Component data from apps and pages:
Start of Block
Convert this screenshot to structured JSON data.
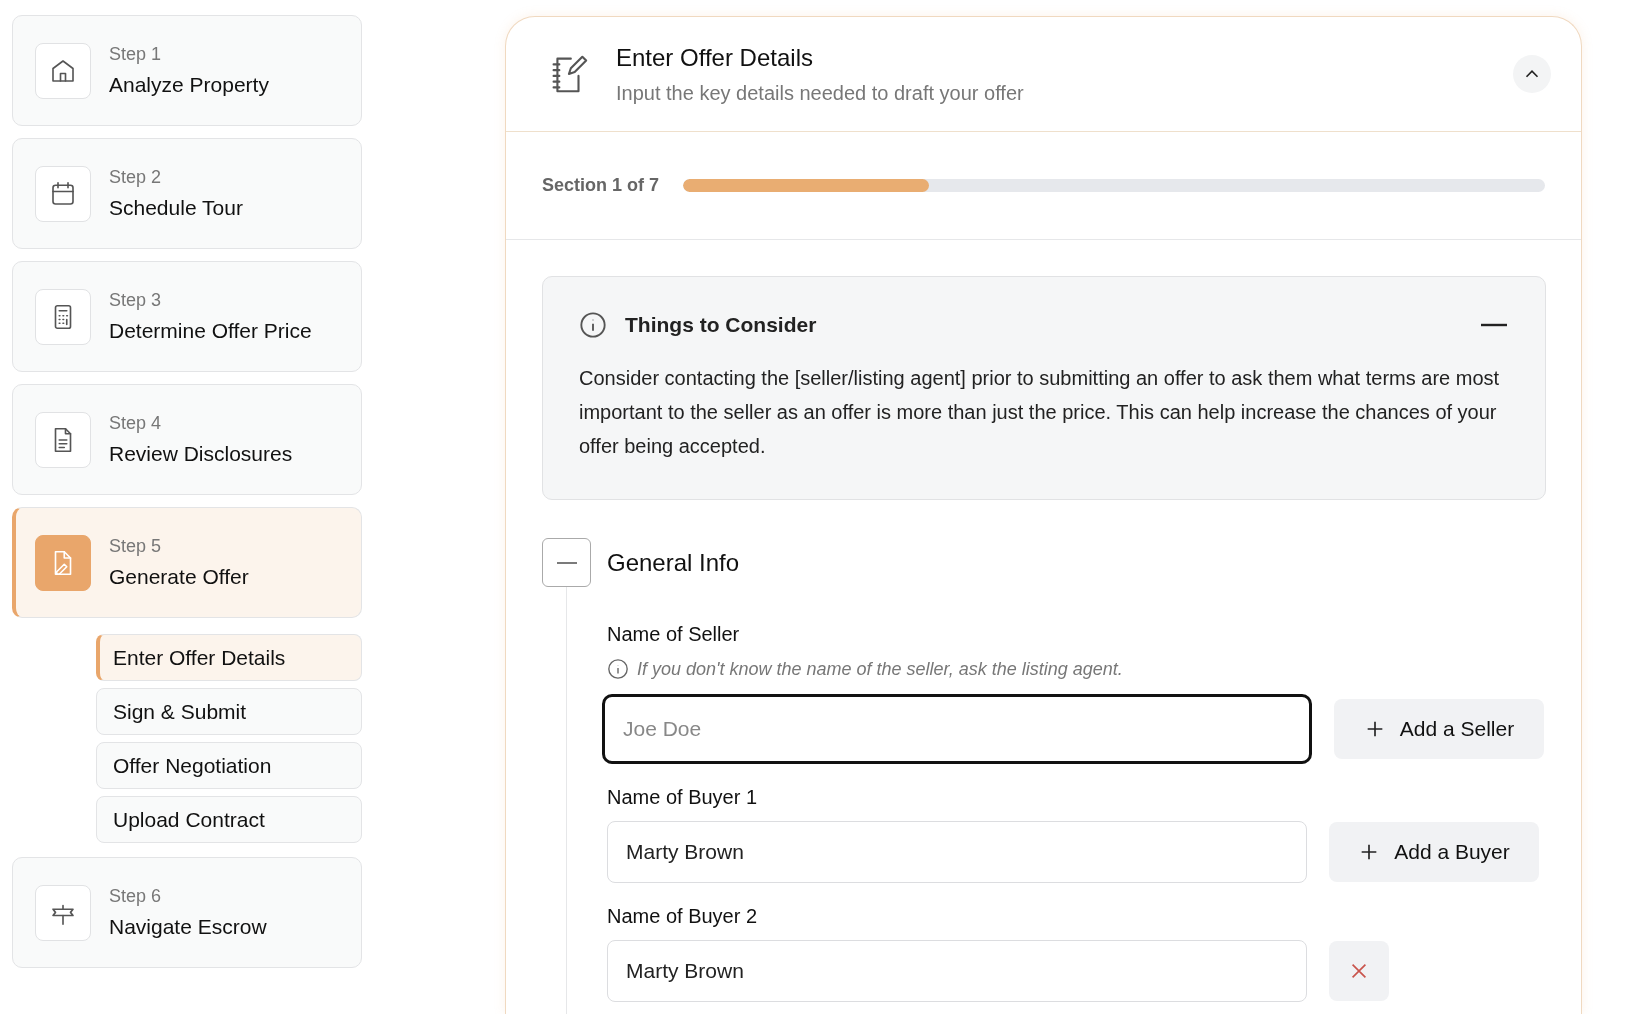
{
  "steps": [
    {
      "step": "Step 1",
      "title": "Analyze Property",
      "selected": false
    },
    {
      "step": "Step 2",
      "title": "Schedule Tour",
      "selected": false
    },
    {
      "step": "Step 3",
      "title": "Determine Offer Price",
      "selected": false
    },
    {
      "step": "Step 4",
      "title": "Review Disclosures",
      "selected": false
    },
    {
      "step": "Step 5",
      "title": "Generate Offer",
      "selected": true,
      "children": [
        {
          "title": "Enter Offer Details",
          "selected": true
        },
        {
          "title": "Sign & Submit",
          "selected": false
        },
        {
          "title": "Offer Negotiation",
          "selected": false
        },
        {
          "title": "Upload Contract",
          "selected": false
        }
      ]
    },
    {
      "step": "Step 6",
      "title": "Navigate Escrow",
      "selected": false
    }
  ],
  "panel": {
    "title": "Enter Offer Details",
    "subtitle": "Input the key details needed to draft your offer",
    "expanded": true
  },
  "progress": {
    "label": "Section 1 of 7",
    "level": 0.285
  },
  "notice": {
    "title": "Things to Consider",
    "text": "Consider contacting the [seller/listing agent] prior to submitting an offer to ask them what terms are most important to the seller as an offer is more than just the price. This can help increase the chances of your offer being accepted."
  },
  "section": {
    "title": "General Info",
    "expanded": true,
    "fields": [
      {
        "label": "Name of Seller",
        "hint": "If you don't know the name of the seller, ask the listing agent.",
        "placeholder": "Joe Doe",
        "focused": true,
        "action": {
          "kind": "add",
          "label": "Add a Seller"
        }
      },
      {
        "label": "Name of Buyer 1",
        "value": "Marty Brown",
        "focused": false,
        "action": {
          "kind": "add",
          "label": "Add a Buyer"
        }
      },
      {
        "label": "Name of Buyer 2",
        "value": "Marty Brown",
        "focused": false,
        "action": {
          "kind": "remove"
        }
      }
    ]
  }
}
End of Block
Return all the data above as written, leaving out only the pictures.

Convert this screenshot to structured JSON data.
{
  "steps": [
    {
      "step": "Step 1",
      "title": "Analyze Property",
      "selected": false
    },
    {
      "step": "Step 2",
      "title": "Schedule Tour",
      "selected": false
    },
    {
      "step": "Step 3",
      "title": "Determine Offer Price",
      "selected": false
    },
    {
      "step": "Step 4",
      "title": "Review Disclosures",
      "selected": false
    },
    {
      "step": "Step 5",
      "title": "Generate Offer",
      "selected": true,
      "children": [
        {
          "title": "Enter Offer Details",
          "selected": true
        },
        {
          "title": "Sign & Submit",
          "selected": false
        },
        {
          "title": "Offer Negotiation",
          "selected": false
        },
        {
          "title": "Upload Contract",
          "selected": false
        }
      ]
    },
    {
      "step": "Step 6",
      "title": "Navigate Escrow",
      "selected": false
    }
  ],
  "panel": {
    "title": "Enter Offer Details",
    "subtitle": "Input the key details needed to draft your offer",
    "expanded": true
  },
  "progress": {
    "label": "Section 1 of 7",
    "level": 0.285
  },
  "notice": {
    "title": "Things to Consider",
    "text": "Consider contacting the [seller/listing agent] prior to submitting an offer to ask them what terms are most important to the seller as an offer is more than just the price. This can help increase the chances of your offer being accepted."
  },
  "section": {
    "title": "General Info",
    "expanded": true,
    "fields": [
      {
        "label": "Name of Seller",
        "hint": "If you don't know the name of the seller, ask the listing agent.",
        "placeholder": "Joe Doe",
        "focused": true,
        "action": {
          "kind": "add",
          "label": "Add a Seller"
        }
      },
      {
        "label": "Name of Buyer 1",
        "value": "Marty Brown",
        "focused": false,
        "action": {
          "kind": "add",
          "label": "Add a Buyer"
        }
      },
      {
        "label": "Name of Buyer 2",
        "value": "Marty Brown",
        "focused": false,
        "action": {
          "kind": "remove"
        }
      }
    ]
  }
}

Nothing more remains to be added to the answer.